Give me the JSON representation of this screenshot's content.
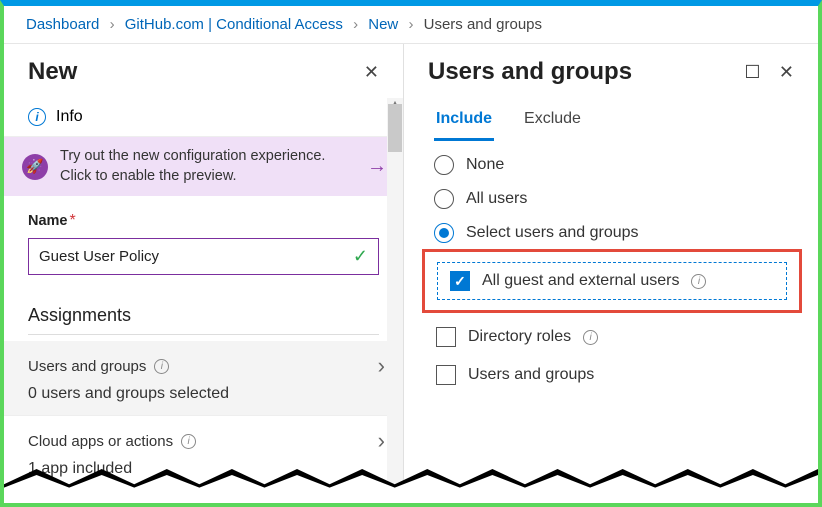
{
  "breadcrumb": {
    "dashboard": "Dashboard",
    "app": "GitHub.com | Conditional Access",
    "new": "New",
    "current": "Users and groups"
  },
  "left": {
    "title": "New",
    "info": "Info",
    "promo": "Try out the new configuration experience. Click to enable the preview.",
    "name_label": "Name",
    "name_value": "Guest User Policy",
    "assignments_title": "Assignments",
    "item1_label": "Users and groups",
    "item1_sub": "0 users and groups selected",
    "item2_label": "Cloud apps or actions",
    "item2_sub": "1 app included"
  },
  "right": {
    "title": "Users and groups",
    "tab_include": "Include",
    "tab_exclude": "Exclude",
    "opt_none": "None",
    "opt_all": "All users",
    "opt_select": "Select users and groups",
    "cb_guest": "All guest and external users",
    "cb_roles": "Directory roles",
    "cb_ug": "Users and groups"
  }
}
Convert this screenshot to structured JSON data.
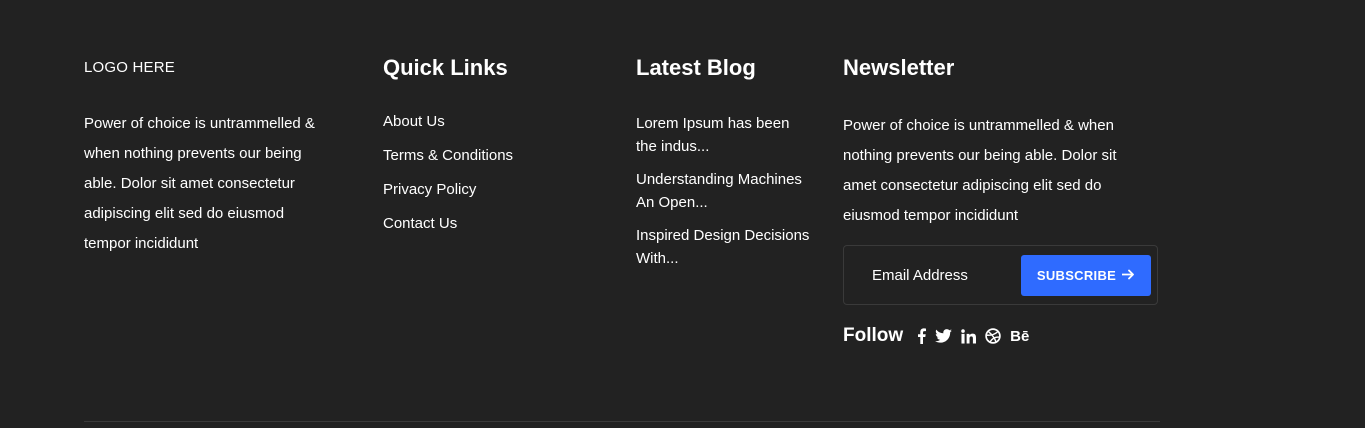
{
  "about": {
    "logo": "LOGO HERE",
    "text": "Power of choice is untrammelled & when nothing prevents our being able. Dolor sit amet consectetur adipiscing elit sed do eiusmod tempor incididunt"
  },
  "quick_links": {
    "heading": "Quick Links",
    "items": [
      {
        "label": "About Us"
      },
      {
        "label": "Terms & Conditions"
      },
      {
        "label": "Privacy Policy"
      },
      {
        "label": "Contact Us"
      }
    ]
  },
  "latest_blog": {
    "heading": "Latest Blog",
    "items": [
      {
        "title": "Lorem Ipsum has been the indus..."
      },
      {
        "title": "Understanding Machines An Open..."
      },
      {
        "title": "Inspired Design Decisions With..."
      }
    ]
  },
  "newsletter": {
    "heading": "Newsletter",
    "text": "Power of choice is untrammelled & when nothing prevents our being able. Dolor sit amet consectetur adipiscing elit sed do eiusmod tempor incididunt",
    "email_placeholder": "Email Address",
    "subscribe_label": "SUBSCRIBE",
    "subscribe_icon": "arrow-right-icon",
    "follow_label": "Follow",
    "social_icons": [
      "facebook-icon",
      "twitter-icon",
      "linkedin-icon",
      "dribbble-icon",
      "behance-icon"
    ],
    "behance_glyph": "Bē"
  },
  "colors": {
    "background": "#222222",
    "text": "#ffffff",
    "accent": "#2f6bff",
    "border": "#3a3a3a"
  }
}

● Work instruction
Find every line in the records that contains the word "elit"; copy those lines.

● Problem solution
    "text": "Power of choice is untrammelled & when nothing prevents our being able. Dolor sit amet consectetur adipiscing elit sed do eiusmod tempor incididunt"
    "text": "Power of choice is untrammelled & when nothing prevents our being able. Dolor sit amet consectetur adipiscing elit sed do eiusmod tempor incididunt",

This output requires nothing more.